■ Work item
Apart from the pictures, every part of the records below gets retyped exactly.

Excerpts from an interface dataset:
§

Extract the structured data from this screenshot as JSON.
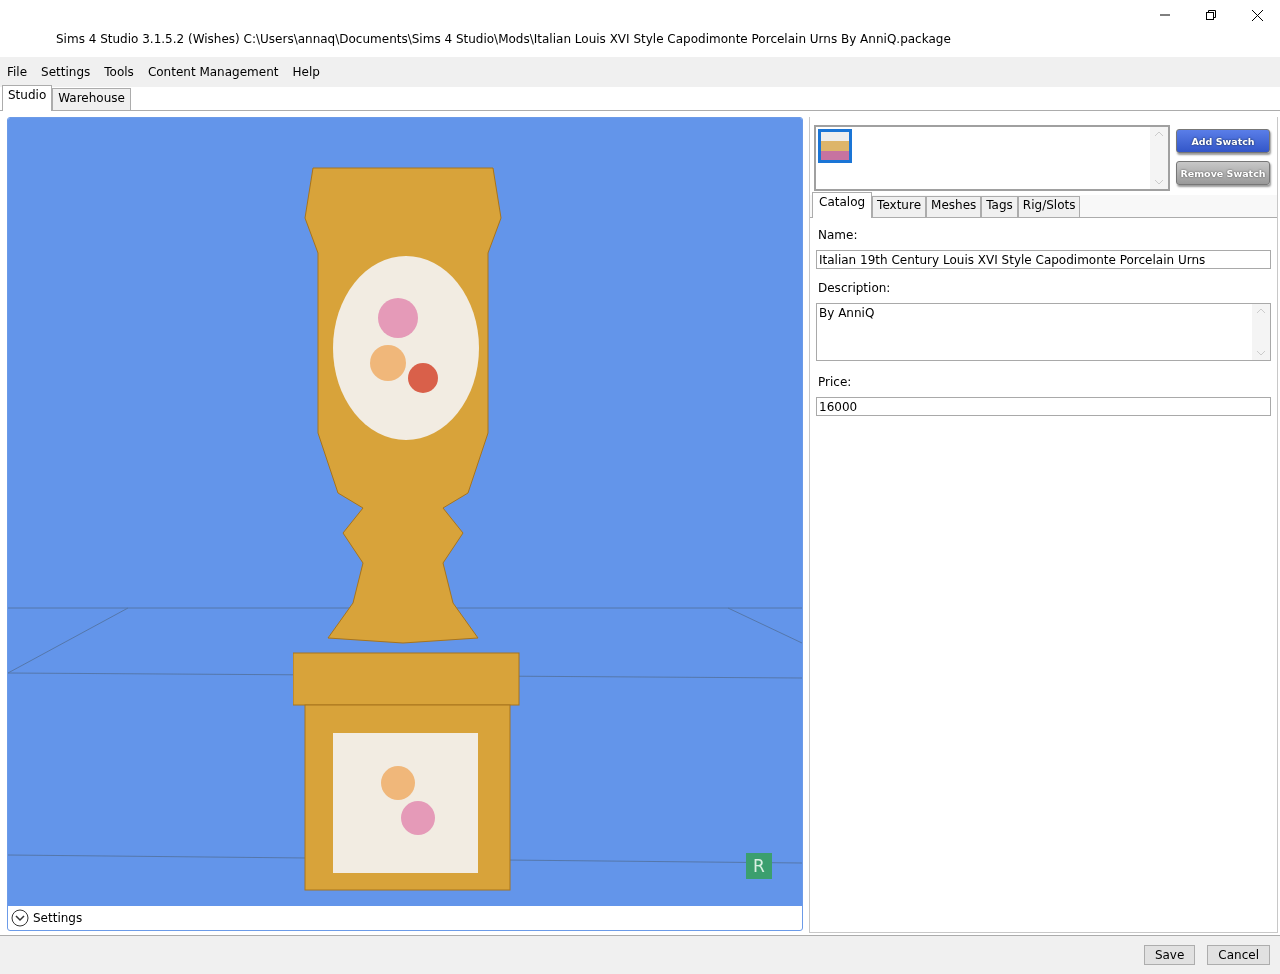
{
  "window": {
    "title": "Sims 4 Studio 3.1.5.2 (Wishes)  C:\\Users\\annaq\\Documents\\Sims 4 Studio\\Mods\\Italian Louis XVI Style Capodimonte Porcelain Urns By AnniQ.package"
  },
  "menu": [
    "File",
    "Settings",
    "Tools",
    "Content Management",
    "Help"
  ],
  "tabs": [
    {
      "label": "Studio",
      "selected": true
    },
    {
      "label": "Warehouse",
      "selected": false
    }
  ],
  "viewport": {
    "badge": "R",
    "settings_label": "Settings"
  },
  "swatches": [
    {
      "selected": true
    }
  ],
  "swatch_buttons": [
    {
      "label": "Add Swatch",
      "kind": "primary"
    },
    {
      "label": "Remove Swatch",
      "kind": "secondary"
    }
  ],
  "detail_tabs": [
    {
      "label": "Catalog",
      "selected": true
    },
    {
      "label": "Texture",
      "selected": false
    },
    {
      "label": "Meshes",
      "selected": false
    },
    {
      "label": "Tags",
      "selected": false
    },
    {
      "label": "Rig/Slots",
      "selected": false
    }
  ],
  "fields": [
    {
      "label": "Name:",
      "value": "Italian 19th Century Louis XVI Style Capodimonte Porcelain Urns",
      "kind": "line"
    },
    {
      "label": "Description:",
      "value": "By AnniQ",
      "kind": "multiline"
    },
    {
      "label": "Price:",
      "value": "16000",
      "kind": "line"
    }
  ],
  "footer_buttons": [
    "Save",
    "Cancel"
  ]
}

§

■ Answer to the problem
Extract the structured data from this screenshot as JSON.
{
  "window": {
    "title": "Sims 4 Studio 3.1.5.2 (Wishes)  C:\\Users\\annaq\\Documents\\Sims 4 Studio\\Mods\\Italian Louis XVI Style Capodimonte Porcelain Urns By AnniQ.package"
  },
  "menu": [
    "File",
    "Settings",
    "Tools",
    "Content Management",
    "Help"
  ],
  "tabs": [
    {
      "label": "Studio",
      "selected": true
    },
    {
      "label": "Warehouse",
      "selected": false
    }
  ],
  "viewport": {
    "badge": "R",
    "settings_label": "Settings"
  },
  "swatches": [
    {
      "selected": true
    }
  ],
  "swatch_buttons": [
    {
      "label": "Add Swatch",
      "kind": "primary"
    },
    {
      "label": "Remove Swatch",
      "kind": "secondary"
    }
  ],
  "detail_tabs": [
    {
      "label": "Catalog",
      "selected": true
    },
    {
      "label": "Texture",
      "selected": false
    },
    {
      "label": "Meshes",
      "selected": false
    },
    {
      "label": "Tags",
      "selected": false
    },
    {
      "label": "Rig/Slots",
      "selected": false
    }
  ],
  "fields": [
    {
      "label": "Name:",
      "value": "Italian 19th Century Louis XVI Style Capodimonte Porcelain Urns",
      "kind": "line"
    },
    {
      "label": "Description:",
      "value": "By AnniQ",
      "kind": "multiline"
    },
    {
      "label": "Price:",
      "value": "16000",
      "kind": "line"
    }
  ],
  "footer_buttons": [
    "Save",
    "Cancel"
  ]
}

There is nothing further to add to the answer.